- [Dataset excerpts]:
******

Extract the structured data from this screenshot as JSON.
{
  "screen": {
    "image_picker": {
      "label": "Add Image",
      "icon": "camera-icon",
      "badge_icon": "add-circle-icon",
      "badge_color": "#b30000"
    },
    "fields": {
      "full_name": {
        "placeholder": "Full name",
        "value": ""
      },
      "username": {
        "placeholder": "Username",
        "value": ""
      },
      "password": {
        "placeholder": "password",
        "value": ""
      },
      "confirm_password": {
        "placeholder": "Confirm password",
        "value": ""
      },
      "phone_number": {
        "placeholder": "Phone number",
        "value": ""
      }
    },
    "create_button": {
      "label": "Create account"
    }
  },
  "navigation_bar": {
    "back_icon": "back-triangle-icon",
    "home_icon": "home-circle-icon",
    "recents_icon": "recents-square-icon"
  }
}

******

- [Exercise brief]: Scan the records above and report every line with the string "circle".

- [Output below]:
      "badge_icon": "add-circle-icon",
    "home_icon": "home-circle-icon",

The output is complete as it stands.